What Does the Research Say About Testing?
Edutopia, October 25, 2019

The Importance of NAEP*

The National Assessment of Educational Progress (NAEP) is the only assessment measuring what U.S. students know and what they can do in various subjects across the nation, states, and in some urban districts. Also known as The Nation’s Report Card, NAEP has provided statistical information about how students are performing academically since 1969. 

NAEP is given to a representative sample of students across the country. When students, their parents, teachers, and principals participate in the National Assessment of Educational Progress (NAEP) they are believed to be helping inform decisions on how to improve the education system in our country.

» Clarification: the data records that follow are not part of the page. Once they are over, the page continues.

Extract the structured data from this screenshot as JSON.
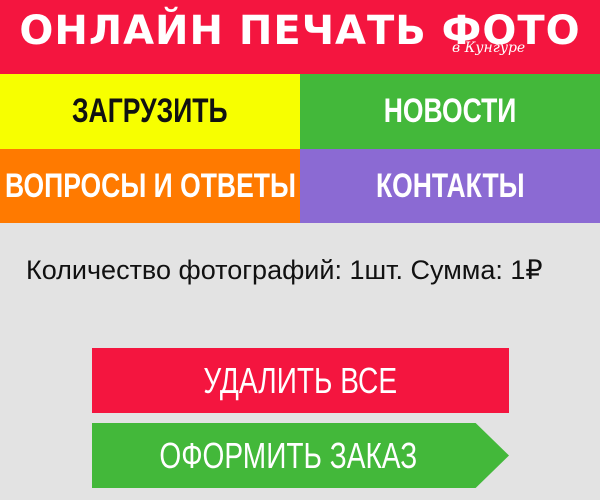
{
  "header": {
    "logo_main": "ОНЛАЙН ПЕЧАТЬ ФОТО",
    "logo_sub": "в Кунгуре"
  },
  "nav": {
    "upload": "ЗАГРУЗИТЬ",
    "news": "НОВОСТИ",
    "faq": "ВОПРОСЫ И ОТВЕТЫ",
    "contacts": "КОНТАКТЫ"
  },
  "summary": {
    "text": "Количество фотографий: 1шт. Сумма: 1₽"
  },
  "actions": {
    "delete_all": "УДАЛИТЬ ВСЕ",
    "checkout": "ОФОРМИТЬ ЗАКАЗ"
  },
  "colors": {
    "red": "#f4153f",
    "yellow": "#f7ff00",
    "green": "#43b83a",
    "orange": "#ff7a00",
    "purple": "#8b6ad3",
    "background": "#e3e3e3"
  }
}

NAEP is a congressionally mandated project administered by the National Center for Education Statistics (NCES) within the U.S. Department of Education and the Institute of Education Sciences (IES).